The Food and Agriculture Organization of the United Nations (FAO) hosted a series of training sessions aimed at strengthening the capacity of technical staff from the Department of Agriculture on Early Warning Early Action interventions to prevent and reduce the impact of climate driven disaster. In addition, FAO provided equipment used to monitor weather patterns in the following locations: Hpa-an and Kyainseikgyi townships, Kayin State; Kyite Ma Yaw and Paung townships, Mon State; and Tanintharyi township in Tanintharyi Region.
The training sessions focused on the use and maintenance of weather sensors to monitor forecasts. The technical staff had the opportunity to review key aspects of data collection, weather data interpretation, and other relevant information that farmers can benefit from to improve their productivity.
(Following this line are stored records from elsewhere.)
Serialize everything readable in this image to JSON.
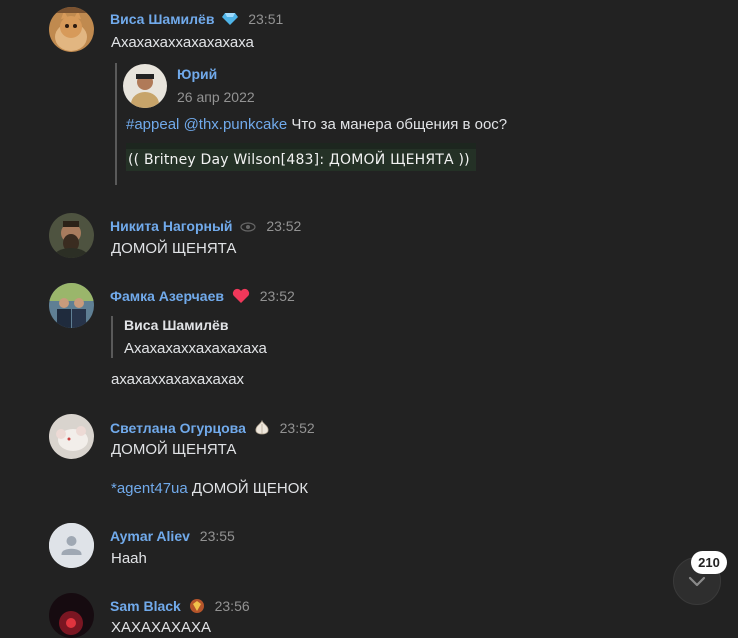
{
  "messages": [
    {
      "author": "Виса Шамилёв",
      "time": "23:51",
      "badge_icon": "gem-icon",
      "text": "Ахахахаххахахахаха",
      "forward": {
        "author": "Юрий",
        "date": "26 апр 2022",
        "hashtag": "#appeal",
        "mention": "@thx.punkcake",
        "text": "Что за манера общения в оос?",
        "image_caption": "(( Britney Day Wilson[483]: ДОМОЙ ЩЕНЯТА ))"
      }
    },
    {
      "author": "Никита Нагорный",
      "time": "23:52",
      "badge_icon": "eye-icon",
      "text": "ДОМОЙ ЩЕНЯТА"
    },
    {
      "author": "Фамка Азерчаев",
      "time": "23:52",
      "badge_icon": "heart-icon",
      "reply": {
        "author": "Виса Шамилёв",
        "text": "Ахахахаххахахахаха"
      },
      "text": "ахахаххахахахахах"
    },
    {
      "author": "Светлана Огурцова",
      "time": "23:52",
      "badge_icon": "garlic-icon",
      "text": "ДОМОЙ ЩЕНЯТА",
      "text2_link": "*agent47ua",
      "text2": "ДОМОЙ ЩЕНОК"
    },
    {
      "author": "Aymar Aliev",
      "time": "23:55",
      "text": "Haah"
    },
    {
      "author": "Sam Black",
      "time": "23:56",
      "badge_icon": "shield-icon",
      "text": "ХАХАХАХАХА"
    }
  ],
  "unread_count": "210",
  "colors": {
    "background": "#222222",
    "name": "#71aaeb",
    "time": "#939393"
  }
}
This training is in line with one of three priority areas of FAO’s in Myanmar, which is to enhance the resilience of local communities and farming households to natural disasters.
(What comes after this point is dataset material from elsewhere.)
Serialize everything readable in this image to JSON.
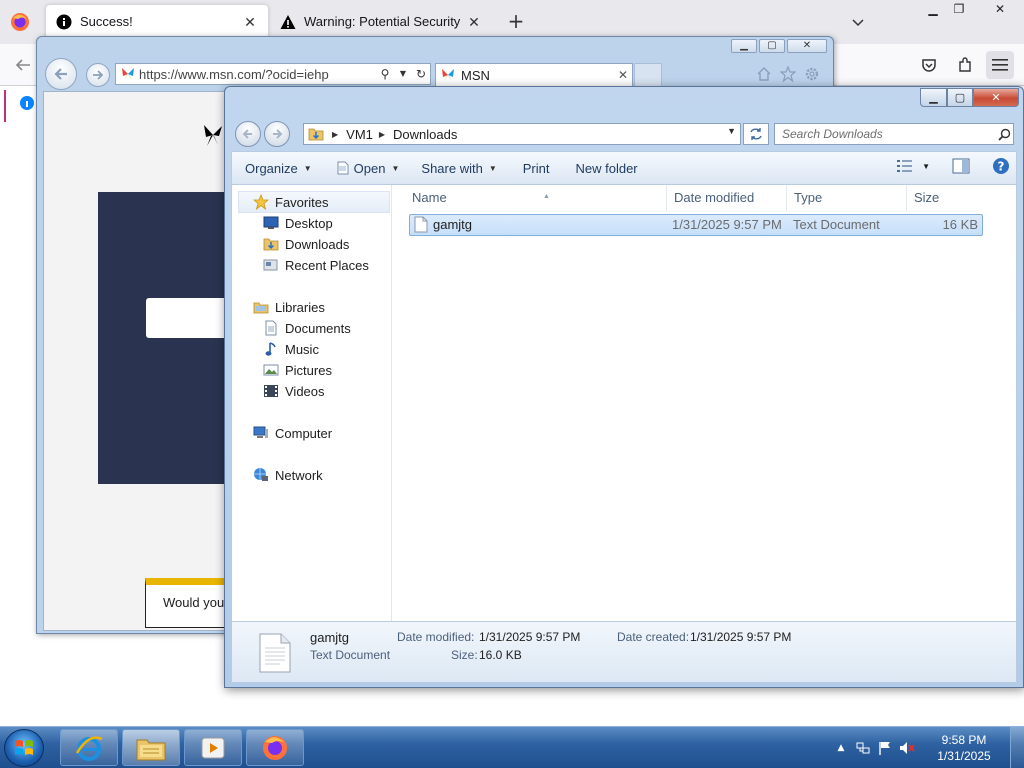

According to Emergency Program Coordinator Reda Lebtahi, monitoring weather patterns is important for smallholder farmers, as it helps farmers mitigate the effect of adverse weather conditions. “Weather sensors can detect maximum and minimum temperature, wind speed and direction, humidity, heat index, and rainfall, among others. With a better understanding of weather conditions, smallholder farmers are able to make informed decisions related to their crop agriculture cycle,” he explained.
Extreme weather events have impacted Myanmar in the past. For example, heavy monsoon rains in August 2019 resulted in overflowing rivers, which triggered seasonal floods in many states and regions in Myanmar. According to government data from Department of Agriculture and Ministry of Agriculture, Livestock and Irrigation, approximately 83 000 people were displaced in the states and regions of Chin, Kachin, Magway, Mandalay Sagaing, and Rakhine. Reportedly, more than 600 000 acres of paddy fields were flooded, out of which 130 000 acres were damaged. Farmers also lost tools, fertilizer, irrigation systems, fishing nets, traps and boats. Anticipatory action implemented before an extreme weather event occurs can mitigate these damaging effects.
This project is strengthening Early Warning Early Action capacity with the support of the Department for International Development of the United Kingdom. The project also aims to promote the sustainable recovery of communities in flood-affected regions in Myanmar. Early warning systems are critical, as they provide timely and reliable weather information, which smallholder farmers can use to effectively plan for a planting season, thus contributing to the restoration of agricultural production and livelihoods.